Miss Brown, in her early forties, is alone and at a loss as to what to do. Living in the early years of WW2 England, she is overtaken by fear, having just lost her home and her livelihood due to the destruction of the bombings.
“Cousin Emmie did not like her and did not want her but was willing to house her for a week or so while she looked about her for a job. But she could not find a job…no one wanted a shop assistant. No one seemed to want housekeepers or companion helps either; they could not afford them or they already had five hundred applications for the post. She could not get any war work to do; at present they wanted only strong young women and she was forty-two and looked fragile.
As the days had gone by a leaden despair had grown in her. When she had heard by this morning’s post that her beloved house and all her possessions had been blown sky-high she had hardly been surprised; she had said to herself that it merely meant that now there was no past as well as no future; only today with its fear.”
On the way to visit her cousin, Miss Brown almost misses her train, but a hand reaches out to her and pulls her up into his (first class) carraige. And thus we are introduced to Mr. Birley, an English gentleman. The reader will find Mr. Birley to be not only part of the English gentry, a vanishing class, but also kind, patriotic, and stoic.

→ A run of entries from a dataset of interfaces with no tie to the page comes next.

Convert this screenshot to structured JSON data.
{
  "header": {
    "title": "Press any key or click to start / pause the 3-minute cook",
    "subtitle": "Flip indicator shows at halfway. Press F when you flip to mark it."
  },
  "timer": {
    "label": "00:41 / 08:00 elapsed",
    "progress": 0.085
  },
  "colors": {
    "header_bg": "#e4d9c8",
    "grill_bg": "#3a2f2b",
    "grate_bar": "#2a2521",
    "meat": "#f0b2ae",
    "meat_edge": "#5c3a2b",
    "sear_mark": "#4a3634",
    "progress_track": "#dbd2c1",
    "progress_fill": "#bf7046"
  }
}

During the journey he begins to gently question Miss Brown (her real name is Dolores. The reader is told this in the early pages of the novel but she is ever after referred to as “Miss Brown”), and finding that she is both home-and-job-less, he takes pity on her and engages her as his housekeeper.
What Goudge tries to do in this novel of the early years of England during the war, is shown through three main characters: Stephen Birley, Mr. Birley’s son; Jo Isaacson, an exiled, persecuted Jew, and Miss Brown, the aging, principled spinster.
Three classes, three separate stories, three dilemmas. Stephen is a pacifist (not a popular position to have during war-time England!) Miss Brown’s conflict is fear and finding a place she can make into a home, and a way to support herself. And Jo Isaacon’s dilemma is not only to simply survive, but also somehow find meaning in life itself. Jo Isaacson is a transient Jew, having fled from first Germany, then Vienna, and now to England with no home and his only means of earning a living through his talent playing the violin on the streets.
“It’s because we’re all shut up in England now like beleaguered people in a castle on a hill,” said Miss Brown. “Outside is that great evil army battering to get in; and it does not do to think of it too much. It does not do to think of tomorrow either. It is right that we should all be friendly, for we have only today, each other and our pride.”
‘The Castle on the Hill’ illustrates what it was like for the children were sent to the country during the war for safety, only to lose their parents in the Blitz. It shows the sheer doggedness of England, digging out in the rubble of bombed streets and churches, all the while saying “I can’t go on” and yet going on because one must. It brings home to the reader that even in the darkest hours, there is value to life; that courage is an attainable thing, and there is always something to strive for.
E. Goudge has a talent for exposing all of the pathos and emotion of the human heart.
Out of all the books I have read by this author, although I enjoyed this one and found much to think about, I also found it to be more difficult to pinpoint exactly what she is trying to say. I am still mulling over some of the ideas Goudge expresses in this novel. I guessed that she is exploring (through her characters), more than giving the reader ‘an experience’.
And Goudge does a LOT of exploring in this novel. She presents not only the concept of pacifism during war-time and whether it is a justifiable viewpoint when life itself is threatened, but she also stresses the importance of the home in order to survive the worst life has to offer. For Goudge, making a place of safety for someone in need, whether or not one is related by blood, is of immense value. She also scrutinizes the choices we individually make and their impact on those around us and then cleverly weaves it all into a historic vignette. Along with Mr. Birley and others in this book, we mourn the loss to society all the way from feudal times in England up to the class structural changes that the Second World War ushered in.
Miss Brown is presented with a difficult choice: “Desperately she sought for the answer, searching her own character, remembering that day when she had knelt by her bed and said to herself, “I’m not a self-sufficient woman. I can’t get along unless I can be indispensable to someone.” Did it matter much, with a nature like hers, to whom one was indispensable? “
Change is always difficult, but perhaps the author is attempting to give the reader hope that in our frailty itself there is strength if we learn to rely on One greater than we are, that has experienced all that we have and triumphed in it.